TASK DESCRIPTION: Restate every record that follows, keeping it exact.

INPUT RECORDS:
========
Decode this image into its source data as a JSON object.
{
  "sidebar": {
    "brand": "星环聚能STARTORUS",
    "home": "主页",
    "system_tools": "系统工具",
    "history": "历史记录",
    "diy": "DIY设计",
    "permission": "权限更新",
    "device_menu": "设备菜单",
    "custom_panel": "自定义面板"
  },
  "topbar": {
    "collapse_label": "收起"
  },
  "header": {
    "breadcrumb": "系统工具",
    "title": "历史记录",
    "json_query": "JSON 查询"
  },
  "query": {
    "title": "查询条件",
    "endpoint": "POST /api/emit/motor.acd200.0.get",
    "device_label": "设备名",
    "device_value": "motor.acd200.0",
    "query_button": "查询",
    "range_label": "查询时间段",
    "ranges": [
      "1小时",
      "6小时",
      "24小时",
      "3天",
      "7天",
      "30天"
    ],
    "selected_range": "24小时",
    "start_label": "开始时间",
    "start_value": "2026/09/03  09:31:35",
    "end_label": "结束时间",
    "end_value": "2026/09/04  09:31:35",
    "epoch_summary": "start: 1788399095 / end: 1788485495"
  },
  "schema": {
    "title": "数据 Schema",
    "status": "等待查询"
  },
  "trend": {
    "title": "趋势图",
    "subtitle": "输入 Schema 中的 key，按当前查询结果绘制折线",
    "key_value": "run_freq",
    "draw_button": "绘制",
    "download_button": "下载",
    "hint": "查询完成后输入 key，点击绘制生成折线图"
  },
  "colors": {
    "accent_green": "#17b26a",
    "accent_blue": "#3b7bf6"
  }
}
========
ANSWER SECTION:
Decode this image into its source data as a JSON object.
{
  "sidebar": {
    "brand": "星环聚能STARTORUS",
    "home": "主页",
    "system_tools": "系统工具",
    "history": "历史记录",
    "diy": "DIY设计",
    "permission": "权限更新",
    "device_menu": "设备菜单",
    "custom_panel": "自定义面板"
  },
  "topbar": {
    "collapse_label": "收起"
  },
  "header": {
    "breadcrumb": "系统工具",
    "title": "历史记录",
    "json_query": "JSON 查询"
  },
  "query": {
    "title": "查询条件",
    "endpoint": "POST /api/emit/motor.acd200.0.get",
    "device_label": "设备名",
    "device_value": "motor.acd200.0",
    "query_button": "查询",
    "range_label": "查询时间段",
    "ranges": [
      "1小时",
      "6小时",
      "24小时",
      "3天",
      "7天",
      "30天"
    ],
    "selected_range": "24小时",
    "start_label": "开始时间",
    "start_value": "2026/09/03  09:31:35",
    "end_label": "结束时间",
    "end_value": "2026/09/04  09:31:35",
    "epoch_summary": "start: 1788399095 / end: 1788485495"
  },
  "schema": {
    "title": "数据 Schema",
    "status": "等待查询"
  },
  "trend": {
    "title": "趋势图",
    "subtitle": "输入 Schema 中的 key，按当前查询结果绘制折线",
    "key_value": "run_freq",
    "draw_button": "绘制",
    "download_button": "下载",
    "hint": "查询完成后输入 key，点击绘制生成折线图"
  },
  "colors": {
    "accent_green": "#17b26a",
    "accent_blue": "#3b7bf6"
  }
}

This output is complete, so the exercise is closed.